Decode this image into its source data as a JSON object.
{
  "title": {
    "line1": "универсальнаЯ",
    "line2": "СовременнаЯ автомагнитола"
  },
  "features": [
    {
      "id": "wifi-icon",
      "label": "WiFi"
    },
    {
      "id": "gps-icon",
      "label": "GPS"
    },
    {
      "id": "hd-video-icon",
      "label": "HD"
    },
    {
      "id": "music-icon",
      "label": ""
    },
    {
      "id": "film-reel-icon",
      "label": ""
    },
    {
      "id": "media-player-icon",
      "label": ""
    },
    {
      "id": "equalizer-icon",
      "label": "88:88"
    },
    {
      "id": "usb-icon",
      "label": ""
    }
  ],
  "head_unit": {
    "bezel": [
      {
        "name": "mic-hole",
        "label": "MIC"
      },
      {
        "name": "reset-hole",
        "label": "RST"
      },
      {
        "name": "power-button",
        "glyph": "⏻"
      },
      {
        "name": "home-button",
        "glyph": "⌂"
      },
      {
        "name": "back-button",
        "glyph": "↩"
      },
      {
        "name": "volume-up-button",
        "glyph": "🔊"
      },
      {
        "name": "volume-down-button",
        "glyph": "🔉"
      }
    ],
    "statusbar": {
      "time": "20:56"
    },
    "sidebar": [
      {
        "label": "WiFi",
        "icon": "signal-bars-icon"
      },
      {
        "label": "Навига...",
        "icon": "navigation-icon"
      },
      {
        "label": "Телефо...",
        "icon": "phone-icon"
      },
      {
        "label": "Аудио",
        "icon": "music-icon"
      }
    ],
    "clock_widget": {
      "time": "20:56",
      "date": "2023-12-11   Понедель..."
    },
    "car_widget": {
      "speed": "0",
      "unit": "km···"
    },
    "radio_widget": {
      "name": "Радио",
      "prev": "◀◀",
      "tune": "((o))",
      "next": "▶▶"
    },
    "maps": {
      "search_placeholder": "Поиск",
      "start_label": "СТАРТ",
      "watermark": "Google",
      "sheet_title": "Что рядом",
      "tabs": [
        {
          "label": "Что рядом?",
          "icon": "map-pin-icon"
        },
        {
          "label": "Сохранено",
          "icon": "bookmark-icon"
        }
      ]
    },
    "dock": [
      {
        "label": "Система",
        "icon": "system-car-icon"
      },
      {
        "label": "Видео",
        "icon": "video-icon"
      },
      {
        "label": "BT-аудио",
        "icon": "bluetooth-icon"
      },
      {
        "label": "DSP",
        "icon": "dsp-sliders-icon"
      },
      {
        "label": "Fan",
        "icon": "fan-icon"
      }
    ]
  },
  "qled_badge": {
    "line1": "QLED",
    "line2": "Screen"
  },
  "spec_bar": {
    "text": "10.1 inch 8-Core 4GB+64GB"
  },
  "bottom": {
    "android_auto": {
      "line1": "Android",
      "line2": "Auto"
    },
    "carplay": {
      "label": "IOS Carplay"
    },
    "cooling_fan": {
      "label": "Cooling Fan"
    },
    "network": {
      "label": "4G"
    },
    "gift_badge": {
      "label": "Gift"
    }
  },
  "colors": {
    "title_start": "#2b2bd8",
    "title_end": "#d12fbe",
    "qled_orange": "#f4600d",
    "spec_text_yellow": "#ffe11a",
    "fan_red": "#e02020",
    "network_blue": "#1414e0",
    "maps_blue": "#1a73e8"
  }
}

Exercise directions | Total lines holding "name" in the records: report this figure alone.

Answer to this task | 8